Life threw me some curve balls yesterday, so I didn’t blog (mea culpa, mea culpa, mea culpa), and the curves just keep on coming, so I’m blog-cheating today to spend some time in the batters box figuring out my next swing by just offering some quick takes. Discuss among yourselves.
1. Ever wonder who the top 100 writers of faith are? Neither had I until this popped up in my e-mail inbox. Ray Bradbury? Who knew?
2. The Wednesday Happiness posts draw interesting private e-mails with some extra tips. For instance, if you want to take off on your own happiness adventure, you could use the Happiness Project Toolbox. Or you could join happier.com, which is a Web site offering tools and tests to measure happiness, as well as webinars and links like this to happiness apps for your iPhone.
3. And speaking of Happiness, the tiny country of Bhutan actually tracks happiness. Everyone else studies the Gross Domestic Product (GDP), but Bhutan also studies the Gross National Happiness. In the study, the country also encourages happiness. Here’s just a snippet from the GNH Web site, written by His Majesty King Khesar:
“Henceforth, as even more dramatic changes transform the world and our nation, as long as we continue to pursue the simple and timeless goal of being good human beings, and as long as we strive to build a nation that stands for everything that is good, we can ensure that our future generations for hundreds of years will live in happiness and peace.”
I love the line about “the simple and timeless goal of being good human beings.” If only all of us could do that.
4. Nearly half of all Americans don’t believe in evolution. These two scientists – who are also believing Christians – explain why religious folk need to “fear not” when it comes to the intersection of God and science. The column brought me back nearly a decade to when I was interviewing one of the Vatican astronomers who told me that, as a young boy, he hid an evolution textbook under his mattress so his devout parents wouldn’t find it. Most boys his age were sneaking porn magazines into their bedrooms; he had The Origin of Species. (This link is about the Vatican astronomers, in case anyone is interested in them, but Dr. Funes is not the one I interviewed for my story.)

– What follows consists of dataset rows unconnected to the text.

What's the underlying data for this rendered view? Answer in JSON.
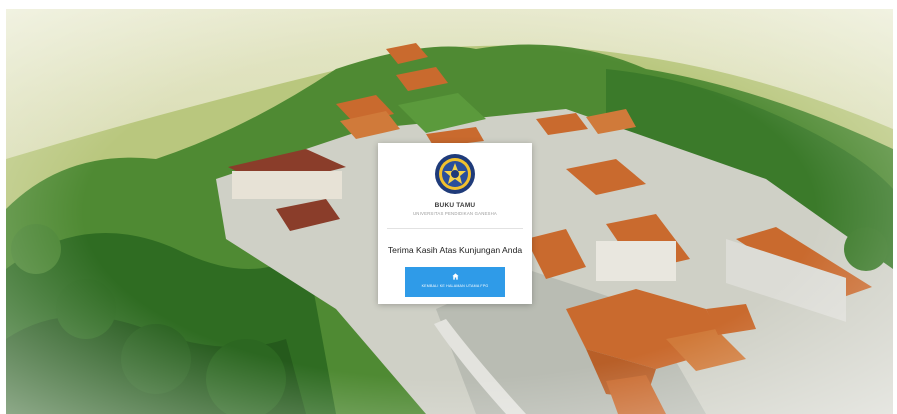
{
  "background": {
    "description_icon": "campus-aerial-illustration",
    "colors": {
      "sky": "#d9ddb6",
      "forest": "#3f7d2c",
      "roof": "#c96a2e"
    }
  },
  "card": {
    "logo_icon": "university-crest-icon",
    "title": "BUKU TAMU",
    "subtitle": "UNIVERSITAS PENDIDIKAN GANESHA",
    "message": "Terima Kasih Atas Kunjungan Anda",
    "button": {
      "icon": "home-icon",
      "label": "KEMBALI KE HALAMAN UTAMA FPG",
      "color": "#2f9be8"
    }
  }
}
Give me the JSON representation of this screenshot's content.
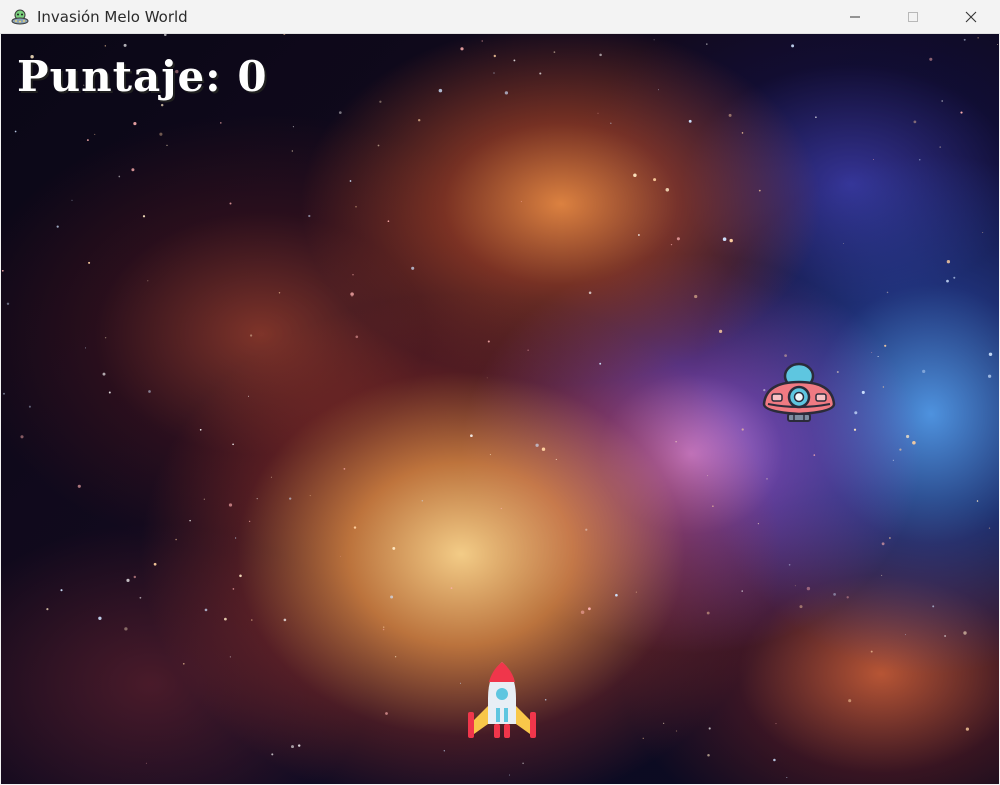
{
  "window": {
    "title": "Invasión Melo World",
    "icon": "alien-ufo-icon",
    "controls": [
      "minimize-icon",
      "maximize-icon",
      "close-icon"
    ]
  },
  "hud": {
    "score_label": "Puntaje: 0",
    "score_value": 0
  },
  "sprites": {
    "player": "rocket-icon",
    "enemy": "ufo-icon"
  },
  "colors": {
    "titlebar_bg": "#f3f3f3",
    "score_text": "#ffffff",
    "rocket_body": "#e8eef5",
    "rocket_accent": "#f0364b",
    "ufo_body": "#f07a82",
    "ufo_dome": "#5ec6e0"
  }
}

5. Marriage has been on my mind alot lately, partly because I read “Why Marriage Matters” in a July issue of Time Magazine and “Those Aren’t Fighting Words, Dear” in the New York Times in the space of three days. The first is a defense of the intact, two-parent family and reports on statistics showing how much better off children are with two parents than are children of divorce; the second is about a wife who decided, against all popular wisdom, to stick out a difficult stretch in her marriage with zero help from her depressed and distant husband. They are both compelling reads about the price (and necessity) of commitment in our society.
But the other reason I’ve had marriage on the brain is because I have an old friend who has been with her partner for nearly as long as my husband of 27 years has been with me. The other night she did one of those Facebook lists and one of the questions she had to answer was “Married?” Instead of writing yes or no, she penned, “How do I answer this?” It struck me as heartbreakingly honest. She was pointing out the obvious: What do you call what she and her female partner have? It is like the saying, “If it looks like a duck and walks like a duck ….” We may not allow homosexuals to legally marry, but those in long-term monogamous relationships are really no different than people in long-term heterosexual unions, are they? If stability in relationships is what we want – and what some argue we absolutely need for the success of our country – shouldn’t we support things that increase stability in all partnered relationship? And if someone has been with the same person for two decades, what do you call that if not marriage?